© 2022
Virginia's Public Radio
Play Live Radio
Next Up:
Available On Air Stations

School safety: should students be screened for weapons before school?


Lawmakers are about to debate efforts to keep schools safe in an era of school shootings.

Should public schools in Virginia be required to screen students for guns before they walk into the classroom? Delegate-elect Tim Anderson is a Republican from Virginia Beach who has introduced a bill requiring anybody entering a school building to be screened with a handheld metal detector wand.

"Unfortunately, the majority of school shooters are students," says Anderson. "And until we acknowledge the fact that there's no law that we can pass that's going to stop a kid from bringing a gun to school, the only way we are going to stop them is to intercept them at the doors."

School board members say schools across Virginia are already stretched thin, and paying for that kind of security screening at every school building would be a huge financial strain.

Fairfax County School Board member Karl Frisch says making sure parents know the law on safe gun storage would be a more effective way of addressing gun violence.

"You can't just abandon the idea that that is unpreventable. It's not," says Frisch. "You can make sure that every parent in the Commonwealth knows that Virginia law says that they cannot keep their guns in a way that children would have access to them."

Lawmakers will be considering Anderson’s bill when the General Assembly session begins in mid-January.
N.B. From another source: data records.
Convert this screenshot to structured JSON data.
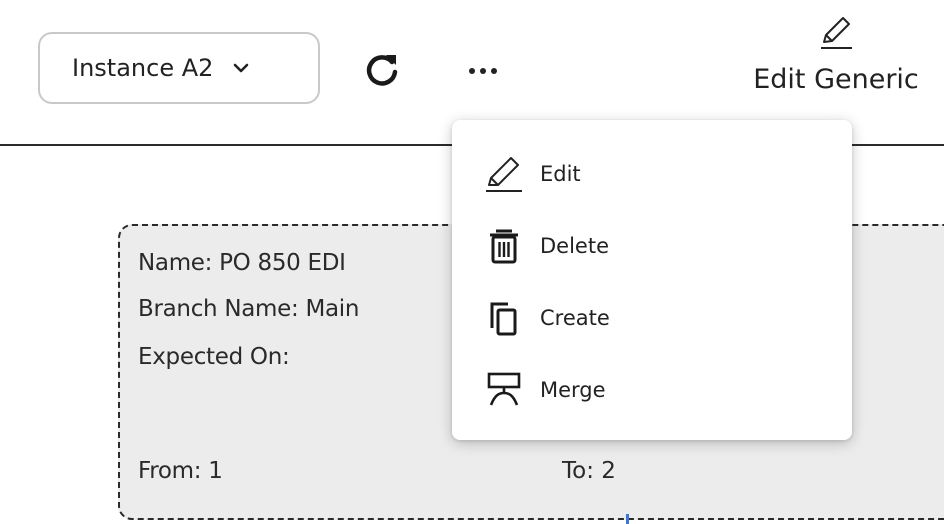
{
  "toolbar": {
    "instance_select": {
      "value": "Instance A2",
      "icon": "chevron-down-icon"
    },
    "refresh_icon": "refresh-icon",
    "more_icon": "more-horizontal-icon",
    "edit_generic": {
      "label": "Edit Generic",
      "icon": "pencil-icon"
    }
  },
  "card": {
    "name": "Name: PO 850 EDI",
    "branch": "Branch Name: Main",
    "expected": "Expected On:",
    "from": "From: 1",
    "to": "To: 2"
  },
  "menu": {
    "items": [
      {
        "label": "Edit",
        "icon": "pencil-icon"
      },
      {
        "label": "Delete",
        "icon": "trash-icon"
      },
      {
        "label": "Create",
        "icon": "copy-icon"
      },
      {
        "label": "Merge",
        "icon": "merge-icon"
      }
    ]
  },
  "colors": {
    "card_bg": "#ececec",
    "border": "#2a2a2a",
    "select_border": "#c9c9c9"
  }
}
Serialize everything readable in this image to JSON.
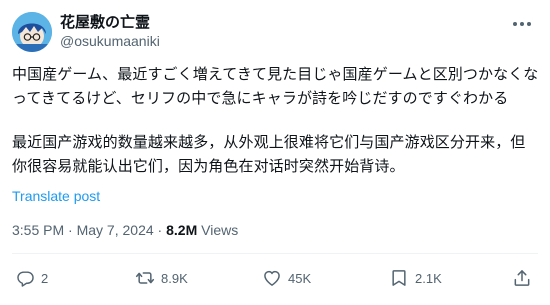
{
  "user": {
    "display_name": "花屋敷の亡霊",
    "handle": "@osukumaaniki"
  },
  "tweet": {
    "text_ja": "中国産ゲーム、最近すごく増えてきて見た目じゃ国産ゲームと区別つかなくなってきてるけど、セリフの中で急にキャラが詩を吟じだすのですぐわかる",
    "text_zh": "最近国产游戏的数量越来越多，从外观上很难将它们与国产游戏区分开来，但你很容易就能认出它们，因为角色在对话时突然开始背诗。",
    "translate_label": "Translate post",
    "time": "3:55 PM",
    "separator": "·",
    "date": "May 7, 2024",
    "views_count": "8.2M",
    "views_label": "Views"
  },
  "actions": {
    "reply_count": "2",
    "retweet_count": "8.9K",
    "like_count": "45K",
    "bookmark_count": "2.1K"
  },
  "icons": {
    "more": "more-horizontal-icon",
    "reply": "reply-bubble-icon",
    "retweet": "retweet-arrows-icon",
    "like": "heart-icon",
    "bookmark": "bookmark-icon",
    "share": "share-upload-icon"
  },
  "colors": {
    "text": "#0f1419",
    "muted": "#536471",
    "link": "#1d9bf0",
    "divider": "#eff3f4"
  }
}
This report, provided by Virginia Public Radio, was made possible with support from the Virginia Education Association.